==== Input

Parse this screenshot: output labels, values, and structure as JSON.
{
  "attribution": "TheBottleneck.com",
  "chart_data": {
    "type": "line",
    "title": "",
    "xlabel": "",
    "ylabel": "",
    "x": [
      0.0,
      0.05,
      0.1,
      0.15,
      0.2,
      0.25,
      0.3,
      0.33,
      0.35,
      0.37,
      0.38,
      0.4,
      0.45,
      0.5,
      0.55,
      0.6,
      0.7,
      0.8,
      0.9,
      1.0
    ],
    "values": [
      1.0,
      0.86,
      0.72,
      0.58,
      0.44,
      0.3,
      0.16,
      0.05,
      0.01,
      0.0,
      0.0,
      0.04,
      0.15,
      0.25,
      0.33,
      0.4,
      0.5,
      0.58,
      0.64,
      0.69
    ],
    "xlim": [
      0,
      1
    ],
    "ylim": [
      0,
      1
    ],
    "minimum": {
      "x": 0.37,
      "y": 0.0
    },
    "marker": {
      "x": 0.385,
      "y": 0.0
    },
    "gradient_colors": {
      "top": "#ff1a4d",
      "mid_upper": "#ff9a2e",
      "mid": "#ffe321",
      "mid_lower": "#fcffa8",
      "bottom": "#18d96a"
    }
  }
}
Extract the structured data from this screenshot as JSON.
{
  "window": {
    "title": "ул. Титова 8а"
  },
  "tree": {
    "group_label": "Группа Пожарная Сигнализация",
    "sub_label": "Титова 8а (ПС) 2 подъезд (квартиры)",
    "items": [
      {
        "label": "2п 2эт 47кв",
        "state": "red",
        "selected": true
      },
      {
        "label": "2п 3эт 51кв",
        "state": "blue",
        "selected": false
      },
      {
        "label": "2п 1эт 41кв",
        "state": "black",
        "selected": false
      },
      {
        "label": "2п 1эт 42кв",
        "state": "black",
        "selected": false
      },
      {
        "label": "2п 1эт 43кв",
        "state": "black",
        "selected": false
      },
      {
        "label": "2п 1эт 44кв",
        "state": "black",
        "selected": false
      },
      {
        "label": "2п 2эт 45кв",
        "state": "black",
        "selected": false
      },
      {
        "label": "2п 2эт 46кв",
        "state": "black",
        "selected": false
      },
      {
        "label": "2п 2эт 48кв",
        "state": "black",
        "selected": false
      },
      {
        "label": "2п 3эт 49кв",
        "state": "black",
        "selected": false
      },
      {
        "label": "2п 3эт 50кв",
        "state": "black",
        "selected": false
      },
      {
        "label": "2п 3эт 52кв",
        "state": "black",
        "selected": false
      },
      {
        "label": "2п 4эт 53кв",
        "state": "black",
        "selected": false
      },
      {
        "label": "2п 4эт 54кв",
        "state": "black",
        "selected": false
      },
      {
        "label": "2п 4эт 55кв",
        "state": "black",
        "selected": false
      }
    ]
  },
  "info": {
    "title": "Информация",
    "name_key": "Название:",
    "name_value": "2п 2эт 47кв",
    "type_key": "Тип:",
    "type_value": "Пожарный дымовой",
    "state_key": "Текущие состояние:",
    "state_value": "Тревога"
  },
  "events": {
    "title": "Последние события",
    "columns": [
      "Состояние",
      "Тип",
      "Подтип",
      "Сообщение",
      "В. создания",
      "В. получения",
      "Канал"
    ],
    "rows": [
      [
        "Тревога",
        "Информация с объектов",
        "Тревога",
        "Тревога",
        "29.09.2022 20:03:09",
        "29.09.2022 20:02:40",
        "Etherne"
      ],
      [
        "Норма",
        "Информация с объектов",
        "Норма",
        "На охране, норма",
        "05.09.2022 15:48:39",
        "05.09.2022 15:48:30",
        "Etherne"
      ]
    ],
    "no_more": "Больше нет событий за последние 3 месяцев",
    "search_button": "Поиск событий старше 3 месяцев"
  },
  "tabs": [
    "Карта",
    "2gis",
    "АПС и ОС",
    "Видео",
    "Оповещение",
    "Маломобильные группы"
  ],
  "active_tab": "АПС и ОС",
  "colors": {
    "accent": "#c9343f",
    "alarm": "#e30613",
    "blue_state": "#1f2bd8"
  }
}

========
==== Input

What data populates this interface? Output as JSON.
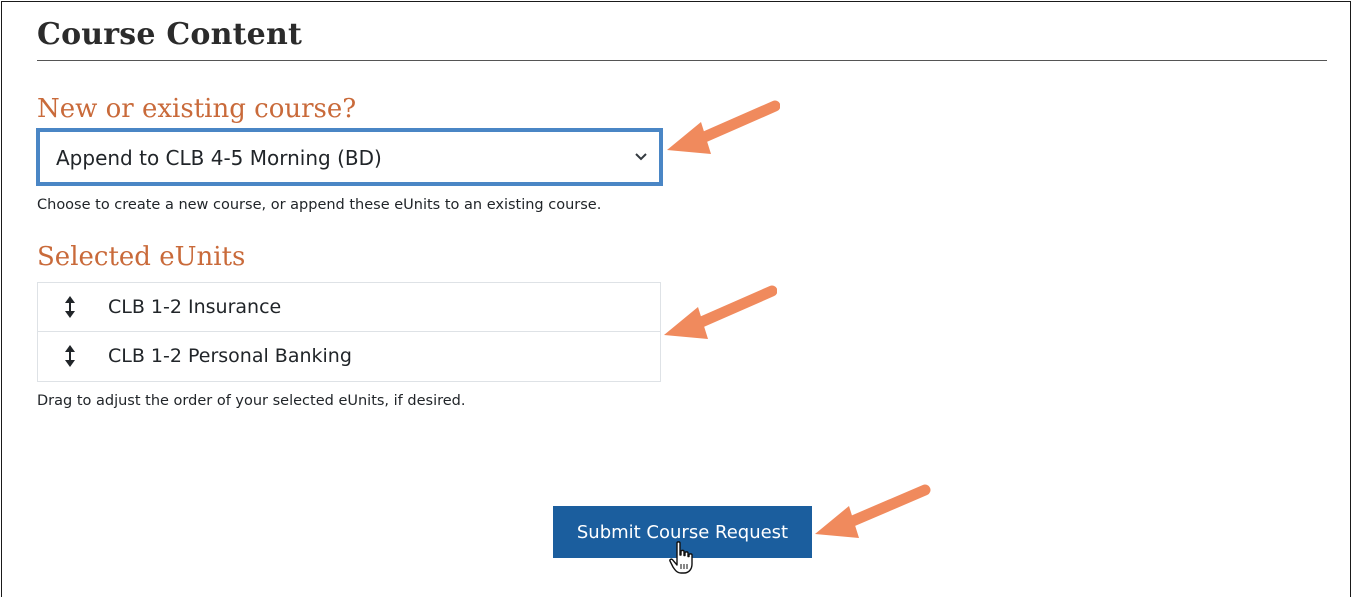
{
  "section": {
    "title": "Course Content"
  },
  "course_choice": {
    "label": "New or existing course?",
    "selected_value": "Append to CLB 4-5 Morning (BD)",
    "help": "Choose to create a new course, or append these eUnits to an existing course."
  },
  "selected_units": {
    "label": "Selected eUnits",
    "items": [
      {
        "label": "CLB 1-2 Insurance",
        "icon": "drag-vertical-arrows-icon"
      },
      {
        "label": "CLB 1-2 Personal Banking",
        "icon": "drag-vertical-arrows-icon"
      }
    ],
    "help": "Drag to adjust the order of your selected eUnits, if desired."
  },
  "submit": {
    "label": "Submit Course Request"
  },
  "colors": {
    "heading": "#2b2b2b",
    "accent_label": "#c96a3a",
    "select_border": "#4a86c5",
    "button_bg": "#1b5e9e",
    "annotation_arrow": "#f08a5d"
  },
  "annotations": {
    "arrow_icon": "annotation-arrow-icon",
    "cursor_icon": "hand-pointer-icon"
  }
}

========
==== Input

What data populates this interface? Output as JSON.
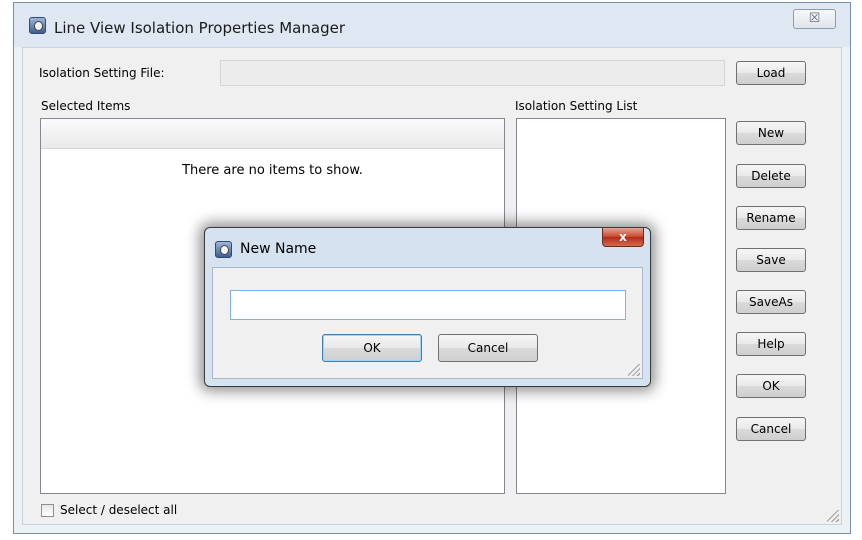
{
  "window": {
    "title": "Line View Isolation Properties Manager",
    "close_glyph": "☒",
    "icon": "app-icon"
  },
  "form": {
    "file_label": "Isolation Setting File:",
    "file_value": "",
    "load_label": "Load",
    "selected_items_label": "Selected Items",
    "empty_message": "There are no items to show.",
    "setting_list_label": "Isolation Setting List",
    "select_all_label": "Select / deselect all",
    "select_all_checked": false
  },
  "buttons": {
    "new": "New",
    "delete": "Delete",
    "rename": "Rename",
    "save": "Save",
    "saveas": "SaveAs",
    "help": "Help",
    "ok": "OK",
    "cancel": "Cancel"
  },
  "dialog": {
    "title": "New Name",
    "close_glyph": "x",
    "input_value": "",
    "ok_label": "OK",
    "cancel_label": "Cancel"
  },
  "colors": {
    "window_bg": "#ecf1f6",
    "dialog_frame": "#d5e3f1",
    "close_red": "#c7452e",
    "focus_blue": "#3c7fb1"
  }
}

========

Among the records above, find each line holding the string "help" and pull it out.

■ Solution below:
    "help": "Choose to create a new course, or append these eUnits to an existing course."
    "help": "Drag to adjust the order of your selected eUnits, if desired."
    "help": "Help",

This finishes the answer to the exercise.